Security contracting used to be a very lucrative field. I remember that friends of mine were making over $5k a day in Iraq during the second invasion that would years later leave the region destabilized, embolden Iran, and kick off the rise of ISIS.

U.S. politicians burned through two trillion like we burned shit in latrine pits in Afghanistan in 2001. I can still smell the mix of human excrement and diesel on fire. A large part of that sum went to security contractors, cooks, logistics, interpreters, vehicles, and so on.

According to U.S. News,

“The war has forced 2.7 million Afghans to flee abroad, mostly to Iran, Pakistan and Europe […] Another four million are displaced within the country, which has a total population of 36 million.

Meanwhile, 2,442 U.S. troops have been killed and 20,666 wounded in the war since 2001, according to the Defense Department. It’s estimated that over 3,800 U.S. private security contractors have been killed. The Pentagon does not track their deaths.”

In 2006 an electrical contractor working for the U.S. in a combat zone could make around $2,000 dollars a day. Keep in mind this was their take-home money. The Defense contractor charging Uncle Sam would have been making another $2,000 or more on top of that.

America’s leaders spent money like a sailor on indefinite shore leave in Bangkok.

But now, we are in uncharted territory as the Afghanistan War has ended and we try and print our way out of the current financial crisis before things get worse.


Security Contracting and Veterans’ Health

All this means an end to the contracting boom for big defense companies, and, therefore, an end to a stable source of income for many transitioning warfighters. The latter is what concerns me.

We face the largest transition of active-duty servicemembers since WWII. And now a big source of income for these servivemembers is going to dry up.

This will breed economic uncertainly for many veterans. And economic uncertainty could negatively affect their mental health.

It is likely that suicide rates will continue to climb.

As a former OGA contractor, following my service in the SEAL Teams, I can’t help reflect on the large pool of jobs going away and how this will impact a large transitioning veteran workforce that will be forced into the foreign world of the civilian workplace.
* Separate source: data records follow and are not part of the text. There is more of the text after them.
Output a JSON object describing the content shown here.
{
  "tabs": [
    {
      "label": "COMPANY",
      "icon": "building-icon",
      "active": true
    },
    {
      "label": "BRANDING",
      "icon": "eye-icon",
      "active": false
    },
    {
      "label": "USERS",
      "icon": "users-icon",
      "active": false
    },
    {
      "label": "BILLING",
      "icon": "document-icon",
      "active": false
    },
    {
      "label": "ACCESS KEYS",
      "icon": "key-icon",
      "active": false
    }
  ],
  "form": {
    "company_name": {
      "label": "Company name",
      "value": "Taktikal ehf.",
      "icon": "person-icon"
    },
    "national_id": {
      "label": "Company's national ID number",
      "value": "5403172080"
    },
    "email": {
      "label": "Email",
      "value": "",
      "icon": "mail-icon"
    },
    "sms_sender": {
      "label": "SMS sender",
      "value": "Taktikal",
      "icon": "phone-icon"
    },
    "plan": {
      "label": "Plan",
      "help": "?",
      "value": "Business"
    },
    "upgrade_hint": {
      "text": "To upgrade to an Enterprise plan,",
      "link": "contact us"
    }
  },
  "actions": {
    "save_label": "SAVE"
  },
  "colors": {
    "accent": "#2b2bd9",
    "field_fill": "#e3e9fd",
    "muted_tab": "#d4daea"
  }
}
One thing is for certain: there are dark times ahead for the veteran community and, “Thank you for your service” isn’t going to cut it.